1. development of the expressive, indeed rhetorical, power of music, as a result of
a. new interest in the text shown by the humanists
b. desire to intensify the meaning of the text through music generally
2. growing sense that music might not only be for religious solace and salvation but also for personal enrichment and entertainment
3. invention of music printing, which allowed for the dissemination of music to a much wider segment of the population
4. shift in the perception of music as a discipline among the sciences to one among the fine arts
5. growing perception of the composer as a special sort of human being—an artist—one worthy of special honors and financial rewards
Typical of the carnival song, the music is homorhythmic and thus homophonic. The chords are almost all what we would call “root position” triads, likely a clue that this piece was originally an improvised bit of street singing that only later came to be preserved in written notation.

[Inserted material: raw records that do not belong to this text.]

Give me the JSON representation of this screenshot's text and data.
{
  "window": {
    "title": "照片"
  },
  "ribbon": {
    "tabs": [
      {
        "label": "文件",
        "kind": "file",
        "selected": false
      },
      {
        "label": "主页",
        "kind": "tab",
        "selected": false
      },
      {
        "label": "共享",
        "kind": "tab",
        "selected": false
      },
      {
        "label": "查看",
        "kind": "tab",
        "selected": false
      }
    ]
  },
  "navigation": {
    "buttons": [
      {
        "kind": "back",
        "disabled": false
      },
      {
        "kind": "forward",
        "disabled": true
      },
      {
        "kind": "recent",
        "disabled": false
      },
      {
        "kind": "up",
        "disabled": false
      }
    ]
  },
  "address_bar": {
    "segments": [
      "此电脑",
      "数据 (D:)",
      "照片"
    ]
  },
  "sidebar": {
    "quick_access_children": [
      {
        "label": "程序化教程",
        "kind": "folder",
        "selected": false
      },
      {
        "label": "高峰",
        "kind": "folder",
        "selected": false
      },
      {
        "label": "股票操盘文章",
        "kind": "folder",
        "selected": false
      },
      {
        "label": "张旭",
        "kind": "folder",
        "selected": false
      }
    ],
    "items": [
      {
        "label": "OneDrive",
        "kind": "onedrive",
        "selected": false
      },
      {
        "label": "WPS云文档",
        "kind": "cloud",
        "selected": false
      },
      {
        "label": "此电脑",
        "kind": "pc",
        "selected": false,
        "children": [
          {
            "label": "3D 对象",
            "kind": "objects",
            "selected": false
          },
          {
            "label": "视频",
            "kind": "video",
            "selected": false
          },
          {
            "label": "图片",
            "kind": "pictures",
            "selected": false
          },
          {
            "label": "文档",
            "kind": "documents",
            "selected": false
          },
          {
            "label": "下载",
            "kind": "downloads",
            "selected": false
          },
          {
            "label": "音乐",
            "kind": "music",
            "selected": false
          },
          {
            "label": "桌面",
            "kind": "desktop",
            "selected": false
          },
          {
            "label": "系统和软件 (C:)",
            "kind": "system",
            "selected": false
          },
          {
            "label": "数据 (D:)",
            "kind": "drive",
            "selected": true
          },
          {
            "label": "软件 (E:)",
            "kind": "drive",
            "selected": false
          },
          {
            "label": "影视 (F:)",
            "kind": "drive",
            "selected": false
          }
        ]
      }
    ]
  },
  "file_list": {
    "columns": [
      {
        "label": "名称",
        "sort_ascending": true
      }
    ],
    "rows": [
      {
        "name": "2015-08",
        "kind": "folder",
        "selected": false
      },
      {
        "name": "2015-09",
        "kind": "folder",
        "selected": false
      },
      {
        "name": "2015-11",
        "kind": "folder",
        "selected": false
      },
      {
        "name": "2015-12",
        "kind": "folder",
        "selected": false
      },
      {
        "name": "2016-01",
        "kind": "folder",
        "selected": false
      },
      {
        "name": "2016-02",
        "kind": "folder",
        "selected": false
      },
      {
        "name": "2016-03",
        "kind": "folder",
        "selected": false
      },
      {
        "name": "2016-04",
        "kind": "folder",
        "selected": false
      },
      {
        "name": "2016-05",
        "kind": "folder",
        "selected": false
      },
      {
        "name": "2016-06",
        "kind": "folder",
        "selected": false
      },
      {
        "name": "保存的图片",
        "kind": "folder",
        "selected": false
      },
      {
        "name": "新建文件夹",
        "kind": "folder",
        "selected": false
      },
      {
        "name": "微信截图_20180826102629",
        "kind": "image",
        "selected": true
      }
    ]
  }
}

Like the carnival song Sian galanti di Valenza, this lauda is comprised exclusively of what we would call root position triads, perhaps a suggestion that the music for it was originally improvised.
It has five strings and two drone strings off the fingerboard. Instruments such as this were used to accompany singers of the frottola.